My rating: five stars

Genre: YA Dystopian

Edition: paperback

Goodreads Summary: Darrow is a Red, a member of the lowest caste in the color-coded society of the future. Like his fellow Reds, he works all day, believing that he and his people are making the surface of Mars livable for future generations. Yet he spends his life willingly, knowing that his blood and sweat will one day result in a better world for his children. But Darrow and his kind have been betrayed. Soon he discovers that humanity already reached the surface generations ago. Vast cities and sprawling parks spread across the planet.
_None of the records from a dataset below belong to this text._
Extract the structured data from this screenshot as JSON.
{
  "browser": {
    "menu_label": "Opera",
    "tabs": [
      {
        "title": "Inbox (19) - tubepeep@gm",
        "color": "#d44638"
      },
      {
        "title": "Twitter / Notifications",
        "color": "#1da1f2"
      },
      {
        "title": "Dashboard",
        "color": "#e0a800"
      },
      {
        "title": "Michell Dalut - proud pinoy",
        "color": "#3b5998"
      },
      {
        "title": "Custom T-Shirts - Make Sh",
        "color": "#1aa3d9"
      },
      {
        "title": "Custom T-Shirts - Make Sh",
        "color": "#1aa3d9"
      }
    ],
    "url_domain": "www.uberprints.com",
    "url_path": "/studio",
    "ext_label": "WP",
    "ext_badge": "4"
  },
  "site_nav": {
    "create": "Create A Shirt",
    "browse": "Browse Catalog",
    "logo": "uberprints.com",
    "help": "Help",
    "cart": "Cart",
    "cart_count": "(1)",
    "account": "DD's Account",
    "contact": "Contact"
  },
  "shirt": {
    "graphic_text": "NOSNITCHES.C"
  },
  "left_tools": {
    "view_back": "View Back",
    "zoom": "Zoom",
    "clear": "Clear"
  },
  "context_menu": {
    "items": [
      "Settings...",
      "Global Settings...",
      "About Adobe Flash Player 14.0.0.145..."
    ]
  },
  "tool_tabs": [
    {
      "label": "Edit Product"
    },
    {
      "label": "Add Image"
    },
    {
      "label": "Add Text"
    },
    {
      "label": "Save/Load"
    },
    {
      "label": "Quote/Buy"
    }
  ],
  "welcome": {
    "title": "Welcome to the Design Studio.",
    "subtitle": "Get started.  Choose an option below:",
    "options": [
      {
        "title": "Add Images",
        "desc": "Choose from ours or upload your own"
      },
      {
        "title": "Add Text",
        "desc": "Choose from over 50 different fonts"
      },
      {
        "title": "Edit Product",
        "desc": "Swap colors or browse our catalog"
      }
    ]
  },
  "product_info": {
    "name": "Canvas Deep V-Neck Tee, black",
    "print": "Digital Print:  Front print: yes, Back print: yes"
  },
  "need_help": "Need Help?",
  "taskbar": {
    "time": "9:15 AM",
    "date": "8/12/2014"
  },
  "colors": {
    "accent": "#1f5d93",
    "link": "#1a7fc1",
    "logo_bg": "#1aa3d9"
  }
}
Darrow—and Reds like him—are nothing more than slaves to a decadent ruling class.

Inspired by a longing for justice, and driven by the memory of lost love, Darrow sacrifices everything to infiltrate the legendary Institute, a proving ground for the dominant Gold caste, where the next generation of humanity’s overlords struggle for power. He will be forced to compete for his life and the very future of civilization against the best and most brutal of Society’s ruling class. There, he will stop at nothing to bring down his enemies… even if it means he has to become one of them to do so.

Red Rising is one of my friend’s favorite series in the world, so of course I had to pick it up and see what it was about. Let me just say I am so glad that I went into this book not knowing very much about it. It completely went in a direction that I did not expect, and I will not spoil that in this review.
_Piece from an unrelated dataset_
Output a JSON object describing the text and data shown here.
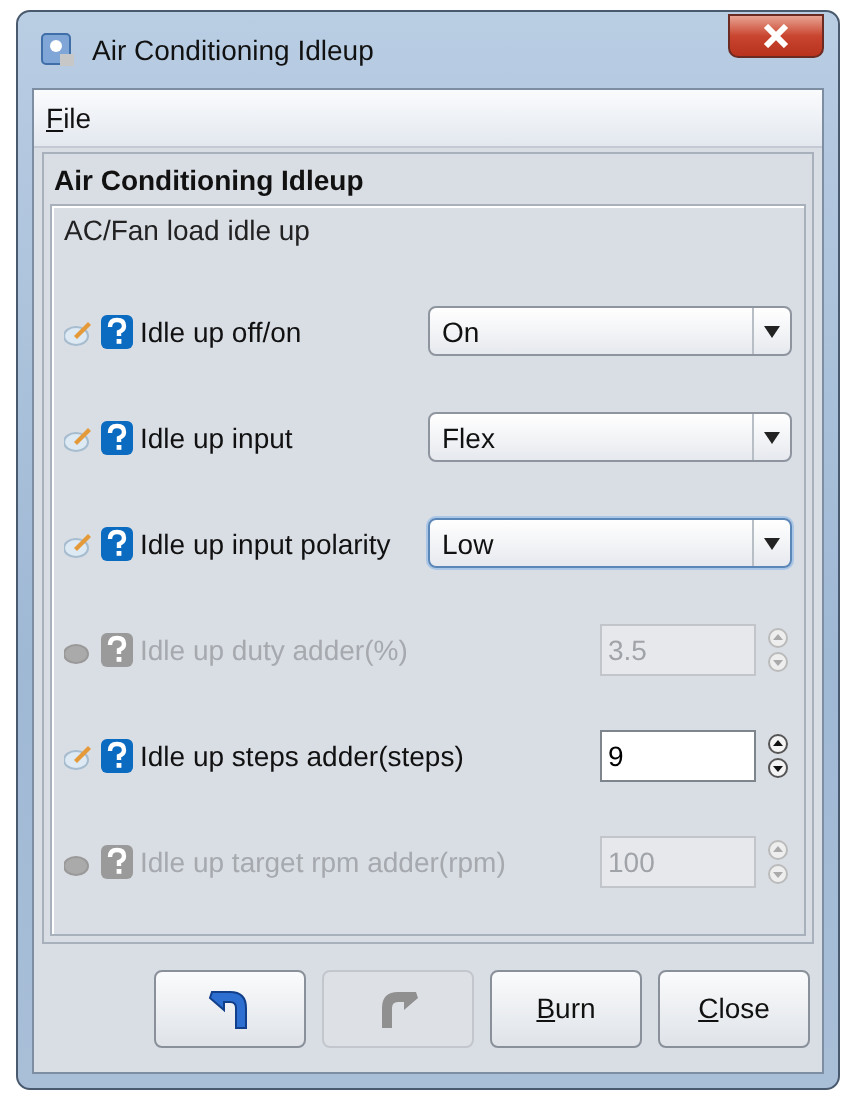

Likes: The main thing that I appreciated was how crazy it got. I did not expect the book to go in the direction it did, and I love that! I wish I could say more about it, but I think it is best for people to go into this book not knowing much. I also liked the characters. Pierce Brown wrote the characters in such a way that they are both likable and not likeable at the same time. There are some villains that I couldn’t help but like, and there were some “good” people that had to do terrible things. This is a wonderful aspect to the story, I love complex characters. This book goes into the fact that not everything is black and white in life, there are a ton of shades of grey. Darrow went into life thinking a certain thing (that I can’t really talk about), but towards the end of the book he discovered that what he thought he knew was not completely correct. I love this growth and the philosophical aspect to the story.
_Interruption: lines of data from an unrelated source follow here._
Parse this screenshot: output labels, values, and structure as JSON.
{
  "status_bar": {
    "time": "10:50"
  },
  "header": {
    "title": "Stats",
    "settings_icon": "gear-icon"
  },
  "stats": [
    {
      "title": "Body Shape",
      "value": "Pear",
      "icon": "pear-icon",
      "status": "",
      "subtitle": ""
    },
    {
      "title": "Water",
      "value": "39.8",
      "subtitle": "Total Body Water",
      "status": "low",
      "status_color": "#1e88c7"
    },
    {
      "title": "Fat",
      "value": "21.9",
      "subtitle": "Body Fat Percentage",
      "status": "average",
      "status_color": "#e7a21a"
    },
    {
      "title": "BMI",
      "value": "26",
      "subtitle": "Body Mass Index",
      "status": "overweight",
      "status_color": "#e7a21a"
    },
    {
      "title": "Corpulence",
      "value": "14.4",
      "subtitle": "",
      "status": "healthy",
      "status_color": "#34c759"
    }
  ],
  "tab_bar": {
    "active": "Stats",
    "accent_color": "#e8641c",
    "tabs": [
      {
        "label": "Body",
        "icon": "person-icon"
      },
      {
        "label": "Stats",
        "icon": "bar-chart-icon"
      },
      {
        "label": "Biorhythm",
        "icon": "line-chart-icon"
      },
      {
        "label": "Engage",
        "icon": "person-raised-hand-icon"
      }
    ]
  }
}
Dislikes: There is a feud that starts between Darrow and another character later in this book and it makes no sense to me. It is hard to explain without giving spoilers, but basically this person tries to destroy Darrow’s life for something that Darrow could not control. It just seems so outrageous and completely out of character. It seems to happen for no other reason than for the plot. Another problem that I had with this book is that Darrow seems to always have a solution to everything. He is usually always smarter than everyone else around him and it just seems illogical and improbable. It is hard to imagine that he could be that much smarter than everyone else, to a point where it seems like he can read their minds.

Overall, I loved this book! I gave it five out of five stars because, even though there were some aspects that I did not enjoy, I still had a wonderful time reading it and think that it is a well written book. I wish that the feud had come about differently to where it made more sense, and I wish that Darrow’s level of intelligence didn’t seem completely illogical. However, I am still so excited for the rest of the series, the ending left me having no clue where the next book is going to go, and I love that!

Leave a Reply

Fill in your details below or click an icon to log in:

WordPress.com Logo

You are commenting using your WordPress.com account. Log Out /  Change )

Google photo

You are commenting using your Google account. Log Out /  Change )

Twitter picture

You are commenting using your Twitter account. Log Out /  Change )

Facebook photo

You are commenting using your Facebook account. Log Out /  Change )

Connecting to %s